If you want to blame any position for Buffalo's offensive inefficiencies last year, the easy choice is the offensive line. Riddled with injured vets, green rookies and inferior talent, last year's unit was once again among the worst offensive lines in recent Bills history. But thanks to a $75 million spending spree and better coaching, that should change this coming season. The Bills are bigger, stronger and more athletic up front, and it should allow the team to do a lot more offensively. We continue our examination of the offensive line this morning by taking a look at the interior linemen, i.e. the guards and centers.
Much like the offensive tackles, the Bills have built a core of interior linemen that are big, athletic and versatile. The majority of the personnel on this roster can play a multitude of inside positions, which adds to their diversity. But there are still question marks.
The Bills would like to run toward the edges of opposing defenses more, which requires guards that can pull. The three players in contention for starting spots all have that ability, and are also good enough to (at least) hold their own on runs up the middle. The guard/center group will need to do a better job this season of creating a push up the middle so that the Bills have a more balanced rushing attack.
67-Melvin Fowler: Will be the starting center. The smallest of the likely starting five linemen, many fans worry about Fowler's ability to create a consistent push up the middle of opposing defenses. But that's not Fowler's game - he's smart, very athletic and a technician at heart. He'll play better surrounded with better guard talent.
66-Derrick Dockery: Buffalo's prime free agent acquisition, Dockery is being counted on to be the Bills' top run blocker.

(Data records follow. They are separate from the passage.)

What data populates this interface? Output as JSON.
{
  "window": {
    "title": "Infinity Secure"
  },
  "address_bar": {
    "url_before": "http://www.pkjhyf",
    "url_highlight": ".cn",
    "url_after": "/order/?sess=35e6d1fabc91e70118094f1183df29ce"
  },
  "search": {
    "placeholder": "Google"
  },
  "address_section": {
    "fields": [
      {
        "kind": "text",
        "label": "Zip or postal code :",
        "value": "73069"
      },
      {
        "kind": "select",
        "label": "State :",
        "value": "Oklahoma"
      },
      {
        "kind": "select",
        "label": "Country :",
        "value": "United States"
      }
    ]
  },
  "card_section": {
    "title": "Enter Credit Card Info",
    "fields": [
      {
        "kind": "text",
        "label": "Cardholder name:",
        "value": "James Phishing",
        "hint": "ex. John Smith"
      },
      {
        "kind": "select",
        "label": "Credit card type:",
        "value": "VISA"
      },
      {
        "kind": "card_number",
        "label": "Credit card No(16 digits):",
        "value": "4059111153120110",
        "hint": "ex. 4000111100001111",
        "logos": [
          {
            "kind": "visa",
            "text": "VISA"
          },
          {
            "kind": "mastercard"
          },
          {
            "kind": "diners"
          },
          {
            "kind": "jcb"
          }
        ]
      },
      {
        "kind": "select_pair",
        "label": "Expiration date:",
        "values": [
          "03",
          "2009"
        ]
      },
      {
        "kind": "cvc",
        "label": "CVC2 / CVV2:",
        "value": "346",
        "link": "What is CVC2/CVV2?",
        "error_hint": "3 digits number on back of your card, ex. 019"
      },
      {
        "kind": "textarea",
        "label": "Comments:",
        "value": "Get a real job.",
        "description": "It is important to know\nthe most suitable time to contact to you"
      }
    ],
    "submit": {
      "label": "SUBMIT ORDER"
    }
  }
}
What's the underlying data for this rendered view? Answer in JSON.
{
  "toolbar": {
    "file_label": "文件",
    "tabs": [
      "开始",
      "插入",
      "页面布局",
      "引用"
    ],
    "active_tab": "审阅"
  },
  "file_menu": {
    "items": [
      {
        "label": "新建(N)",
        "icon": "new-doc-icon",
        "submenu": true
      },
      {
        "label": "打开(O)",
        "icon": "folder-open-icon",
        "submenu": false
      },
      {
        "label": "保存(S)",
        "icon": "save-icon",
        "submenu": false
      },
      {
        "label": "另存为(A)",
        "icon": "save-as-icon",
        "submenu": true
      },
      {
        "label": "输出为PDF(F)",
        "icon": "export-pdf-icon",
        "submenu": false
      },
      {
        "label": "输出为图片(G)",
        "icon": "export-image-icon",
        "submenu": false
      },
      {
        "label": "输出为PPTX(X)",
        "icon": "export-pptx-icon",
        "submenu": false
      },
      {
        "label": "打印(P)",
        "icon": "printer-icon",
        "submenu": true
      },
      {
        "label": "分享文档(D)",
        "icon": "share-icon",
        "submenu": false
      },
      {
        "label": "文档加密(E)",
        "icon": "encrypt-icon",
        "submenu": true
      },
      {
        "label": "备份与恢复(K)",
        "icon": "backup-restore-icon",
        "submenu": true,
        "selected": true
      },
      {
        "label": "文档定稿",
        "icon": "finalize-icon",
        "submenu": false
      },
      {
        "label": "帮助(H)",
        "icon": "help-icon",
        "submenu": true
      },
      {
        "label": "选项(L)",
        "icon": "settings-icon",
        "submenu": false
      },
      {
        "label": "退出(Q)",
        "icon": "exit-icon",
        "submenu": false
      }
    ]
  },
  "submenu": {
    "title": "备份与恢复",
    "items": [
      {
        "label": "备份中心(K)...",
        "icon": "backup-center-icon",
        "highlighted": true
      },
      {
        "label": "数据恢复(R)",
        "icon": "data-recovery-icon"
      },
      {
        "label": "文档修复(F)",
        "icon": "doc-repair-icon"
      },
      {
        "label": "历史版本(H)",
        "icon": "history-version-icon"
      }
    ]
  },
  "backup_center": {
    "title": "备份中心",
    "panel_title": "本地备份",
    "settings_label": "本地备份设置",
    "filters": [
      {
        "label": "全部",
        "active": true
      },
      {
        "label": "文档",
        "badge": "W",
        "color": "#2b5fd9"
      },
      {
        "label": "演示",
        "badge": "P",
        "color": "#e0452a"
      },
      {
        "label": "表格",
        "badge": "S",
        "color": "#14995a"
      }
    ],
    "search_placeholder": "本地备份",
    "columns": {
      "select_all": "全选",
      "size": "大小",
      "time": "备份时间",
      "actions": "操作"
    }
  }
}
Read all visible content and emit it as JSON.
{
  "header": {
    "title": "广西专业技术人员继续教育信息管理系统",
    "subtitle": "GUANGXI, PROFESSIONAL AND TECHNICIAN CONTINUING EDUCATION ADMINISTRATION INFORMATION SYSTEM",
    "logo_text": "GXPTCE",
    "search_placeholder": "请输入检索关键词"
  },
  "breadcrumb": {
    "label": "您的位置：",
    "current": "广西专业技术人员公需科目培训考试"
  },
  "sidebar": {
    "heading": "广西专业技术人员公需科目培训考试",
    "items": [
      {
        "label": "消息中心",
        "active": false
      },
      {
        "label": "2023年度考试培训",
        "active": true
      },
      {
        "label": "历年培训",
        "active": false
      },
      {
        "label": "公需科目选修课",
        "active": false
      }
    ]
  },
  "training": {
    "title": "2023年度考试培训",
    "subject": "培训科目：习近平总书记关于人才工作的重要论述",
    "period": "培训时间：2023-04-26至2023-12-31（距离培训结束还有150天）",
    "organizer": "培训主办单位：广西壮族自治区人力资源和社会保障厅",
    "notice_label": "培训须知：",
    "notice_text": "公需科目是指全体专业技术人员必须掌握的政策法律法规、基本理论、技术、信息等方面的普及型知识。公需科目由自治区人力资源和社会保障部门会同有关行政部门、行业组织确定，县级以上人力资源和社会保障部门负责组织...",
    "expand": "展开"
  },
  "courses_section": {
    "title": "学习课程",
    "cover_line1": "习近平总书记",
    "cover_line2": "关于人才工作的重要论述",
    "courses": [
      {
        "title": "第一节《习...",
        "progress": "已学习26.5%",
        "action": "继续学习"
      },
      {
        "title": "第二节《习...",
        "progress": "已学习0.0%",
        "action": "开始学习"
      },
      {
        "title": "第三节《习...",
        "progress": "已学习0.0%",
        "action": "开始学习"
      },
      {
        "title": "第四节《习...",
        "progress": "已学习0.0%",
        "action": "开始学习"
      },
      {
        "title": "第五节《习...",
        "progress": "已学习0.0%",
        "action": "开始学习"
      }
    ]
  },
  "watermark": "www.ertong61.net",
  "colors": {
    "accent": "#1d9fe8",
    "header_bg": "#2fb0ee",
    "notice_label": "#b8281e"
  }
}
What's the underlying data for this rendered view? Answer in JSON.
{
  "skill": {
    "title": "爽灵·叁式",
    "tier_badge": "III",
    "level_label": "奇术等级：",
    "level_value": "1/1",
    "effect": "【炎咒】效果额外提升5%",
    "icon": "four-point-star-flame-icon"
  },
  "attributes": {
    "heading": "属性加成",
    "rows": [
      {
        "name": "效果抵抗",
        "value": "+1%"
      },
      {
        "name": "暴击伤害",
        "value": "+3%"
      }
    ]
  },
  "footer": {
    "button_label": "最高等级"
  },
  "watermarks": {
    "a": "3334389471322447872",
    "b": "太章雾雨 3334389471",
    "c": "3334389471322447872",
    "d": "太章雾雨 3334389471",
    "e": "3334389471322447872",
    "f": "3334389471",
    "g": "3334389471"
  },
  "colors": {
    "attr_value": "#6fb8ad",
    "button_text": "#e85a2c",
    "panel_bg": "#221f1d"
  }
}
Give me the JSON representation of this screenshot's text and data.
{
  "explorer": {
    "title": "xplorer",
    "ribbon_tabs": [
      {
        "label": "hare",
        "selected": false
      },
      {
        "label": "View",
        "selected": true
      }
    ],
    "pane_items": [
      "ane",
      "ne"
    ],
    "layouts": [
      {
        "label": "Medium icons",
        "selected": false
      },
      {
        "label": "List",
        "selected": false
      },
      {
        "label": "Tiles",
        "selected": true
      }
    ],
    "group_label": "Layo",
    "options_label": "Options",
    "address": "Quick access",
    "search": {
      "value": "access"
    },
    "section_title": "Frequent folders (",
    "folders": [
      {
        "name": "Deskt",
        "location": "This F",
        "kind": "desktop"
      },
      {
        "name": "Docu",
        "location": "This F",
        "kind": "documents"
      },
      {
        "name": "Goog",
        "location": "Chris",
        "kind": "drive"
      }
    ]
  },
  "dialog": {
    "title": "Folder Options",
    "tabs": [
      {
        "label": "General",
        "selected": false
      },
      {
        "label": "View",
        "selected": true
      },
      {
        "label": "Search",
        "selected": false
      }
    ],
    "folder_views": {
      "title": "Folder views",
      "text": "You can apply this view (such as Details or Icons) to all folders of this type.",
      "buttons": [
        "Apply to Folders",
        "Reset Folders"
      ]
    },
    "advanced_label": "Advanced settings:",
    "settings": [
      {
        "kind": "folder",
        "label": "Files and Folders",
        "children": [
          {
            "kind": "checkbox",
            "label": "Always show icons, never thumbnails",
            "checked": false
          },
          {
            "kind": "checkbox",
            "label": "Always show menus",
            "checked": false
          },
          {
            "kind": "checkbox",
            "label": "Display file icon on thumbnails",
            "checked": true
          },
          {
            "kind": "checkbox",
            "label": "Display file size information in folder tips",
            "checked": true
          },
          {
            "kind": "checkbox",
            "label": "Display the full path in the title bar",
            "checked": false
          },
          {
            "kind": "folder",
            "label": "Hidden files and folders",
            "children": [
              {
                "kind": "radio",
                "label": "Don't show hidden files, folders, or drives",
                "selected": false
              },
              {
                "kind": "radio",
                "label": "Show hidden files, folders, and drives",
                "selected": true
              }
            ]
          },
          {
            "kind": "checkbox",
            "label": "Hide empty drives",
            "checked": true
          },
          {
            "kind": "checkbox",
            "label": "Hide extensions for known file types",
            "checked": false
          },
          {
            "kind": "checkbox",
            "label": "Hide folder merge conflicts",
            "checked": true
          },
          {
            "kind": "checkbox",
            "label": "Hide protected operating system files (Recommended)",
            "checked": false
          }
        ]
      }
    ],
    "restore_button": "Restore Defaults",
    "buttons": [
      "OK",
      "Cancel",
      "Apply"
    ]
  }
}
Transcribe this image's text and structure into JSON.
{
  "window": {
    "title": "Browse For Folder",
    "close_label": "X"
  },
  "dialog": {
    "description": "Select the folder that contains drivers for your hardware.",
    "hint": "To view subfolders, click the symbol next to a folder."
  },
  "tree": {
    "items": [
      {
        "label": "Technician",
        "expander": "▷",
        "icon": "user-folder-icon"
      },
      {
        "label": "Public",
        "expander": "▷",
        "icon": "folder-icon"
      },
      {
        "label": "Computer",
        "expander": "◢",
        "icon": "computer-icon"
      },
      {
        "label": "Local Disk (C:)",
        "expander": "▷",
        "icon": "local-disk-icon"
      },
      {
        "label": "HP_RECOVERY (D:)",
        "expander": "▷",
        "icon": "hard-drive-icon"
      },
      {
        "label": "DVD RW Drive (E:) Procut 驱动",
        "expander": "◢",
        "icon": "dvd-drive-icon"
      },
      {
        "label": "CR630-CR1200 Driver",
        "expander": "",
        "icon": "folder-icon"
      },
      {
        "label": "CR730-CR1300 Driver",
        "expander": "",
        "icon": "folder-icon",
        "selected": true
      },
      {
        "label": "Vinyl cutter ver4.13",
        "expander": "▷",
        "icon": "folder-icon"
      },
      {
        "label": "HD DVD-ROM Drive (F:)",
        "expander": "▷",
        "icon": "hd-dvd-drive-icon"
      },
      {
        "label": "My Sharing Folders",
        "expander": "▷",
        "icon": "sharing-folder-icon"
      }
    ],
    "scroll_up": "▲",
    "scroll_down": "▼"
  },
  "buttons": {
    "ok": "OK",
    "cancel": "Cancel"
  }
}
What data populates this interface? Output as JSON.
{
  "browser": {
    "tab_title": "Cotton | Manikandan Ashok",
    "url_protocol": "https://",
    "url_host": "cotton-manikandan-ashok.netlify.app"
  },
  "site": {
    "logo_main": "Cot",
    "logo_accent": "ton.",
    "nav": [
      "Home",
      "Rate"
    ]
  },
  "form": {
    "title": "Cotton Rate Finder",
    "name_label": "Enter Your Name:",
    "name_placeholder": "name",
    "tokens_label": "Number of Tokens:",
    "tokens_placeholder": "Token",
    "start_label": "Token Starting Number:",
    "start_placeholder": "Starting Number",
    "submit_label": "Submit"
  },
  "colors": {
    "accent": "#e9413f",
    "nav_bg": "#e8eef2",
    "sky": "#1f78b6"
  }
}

Should benefit from playing between Jason Peters and Fowler, and could become a dominant force in the league under Jim McNally's tutelage. Teams with Peters to form a potentially devastating LT-LG combination.
75-Duke Preston: Has the inside track at the starting RG position, but is the only starter that is penciled in, not inked. Coaches like his athleticism and versatility, and he should be helped out by the mammoth presence of Langston Walker at RT. His situation bears watching, but he shouldn't have too much of a problem landing the RG job.
65-Jason Whittle: Could end up being the most valuable of Buffalo's off-season acquisitions. A heady, gritty veteran, Whittle will likely be the primary backup at all three interior positions - if he doesn't beat out Preston for the RG job. His experience makes him a valuable reserve, and his versatility makes him the top backup for our restructured O-Line.
62-Aaron Merz: Not necessarily a lock to make the roster, but has all the makings of a "mini-Whittle". He is smart, tough and physical, but his talent isn't overwhelming. Has the ability to, like Whittle, play any interior position. He could get beat out by someone else, but it isn't likely - the coaches like his toughness, and his flexibility makes him a pretty valuable reserve.
Rounding it out: Zach Tubbs, Christian Gaddis, Corey Davis. The three undrafted free agents all have what it takes to beat out Merz for the 9th OL spot - except the luxury of actually being drafted by the club. Of the three, Tubbs appears to be the most talented and could land on the practice squad.
The addition of Dockery brings a dimension of toughness and confidence that Mike Gandy simply didn't provide last season as the left guard. His presence alone should increase the effectiveness of Fowler and Preston, whose talents complement those of Dockery's fairly well. Having a veteran presence behind the starters in Whittle gives the group that much more confidence and depth. For the first time in a long time, the Bills' offensive line is talented, deep and has potential to dominate football games. That sounds like $75 million well-spent.